Brief: Your answer must be an exact copy of the listing that follows, with all pictures omitted.
***** Task data *****
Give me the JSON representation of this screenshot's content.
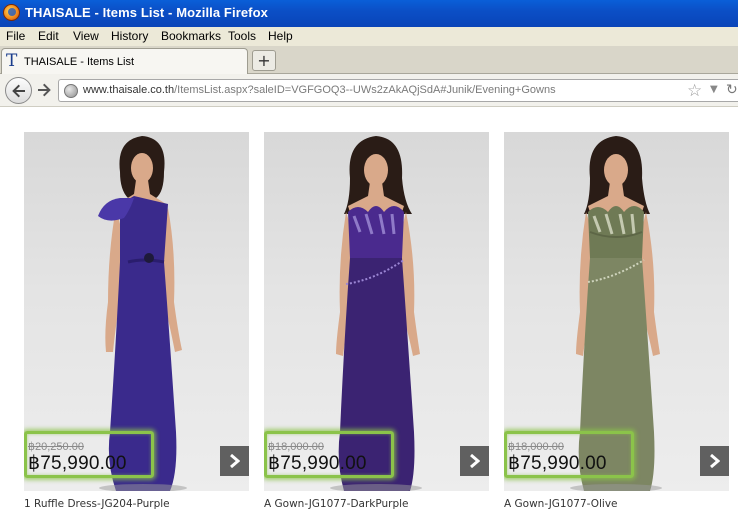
{
  "window": {
    "title": "THAISALE - Items List - Mozilla Firefox"
  },
  "menu": [
    "File",
    "Edit",
    "View",
    "History",
    "Bookmarks",
    "Tools",
    "Help"
  ],
  "tab": {
    "label": "THAISALE - Items List",
    "new_tab_label": "+"
  },
  "address": {
    "host": "www.thaisale.co.th",
    "path": "/ItemsList.aspx?saleID=VGFGOQ3--UWs2zAkAQjSdA#Junik/Evening+Gowns"
  },
  "products": [
    {
      "name": "1 Ruffle Dress-JG204-Purple",
      "old_price": "฿20,250.00",
      "price": "฿75,990.00",
      "color": "#3a2a8c"
    },
    {
      "name": "A Gown-JG1077-DarkPurple",
      "old_price": "฿18,000.00",
      "price": "฿75,990.00",
      "color": "#3b2372"
    },
    {
      "name": "A Gown-JG1077-Olive",
      "old_price": "฿18,000.00",
      "price": "฿75,990.00",
      "color": "#7d8663"
    }
  ],
  "colors": {
    "titlebar": "#0b4fc6",
    "price_highlight": "#8bc34a"
  }
}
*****
Your response:
Give me the JSON representation of this screenshot's content.
{
  "window": {
    "title": "THAISALE - Items List - Mozilla Firefox"
  },
  "menu": [
    "File",
    "Edit",
    "View",
    "History",
    "Bookmarks",
    "Tools",
    "Help"
  ],
  "tab": {
    "label": "THAISALE - Items List",
    "new_tab_label": "+"
  },
  "address": {
    "host": "www.thaisale.co.th",
    "path": "/ItemsList.aspx?saleID=VGFGOQ3--UWs2zAkAQjSdA#Junik/Evening+Gowns"
  },
  "products": [
    {
      "name": "1 Ruffle Dress-JG204-Purple",
      "old_price": "฿20,250.00",
      "price": "฿75,990.00",
      "color": "#3a2a8c"
    },
    {
      "name": "A Gown-JG1077-DarkPurple",
      "old_price": "฿18,000.00",
      "price": "฿75,990.00",
      "color": "#3b2372"
    },
    {
      "name": "A Gown-JG1077-Olive",
      "old_price": "฿18,000.00",
      "price": "฿75,990.00",
      "color": "#7d8663"
    }
  ],
  "colors": {
    "titlebar": "#0b4fc6",
    "price_highlight": "#8bc34a"
  }
}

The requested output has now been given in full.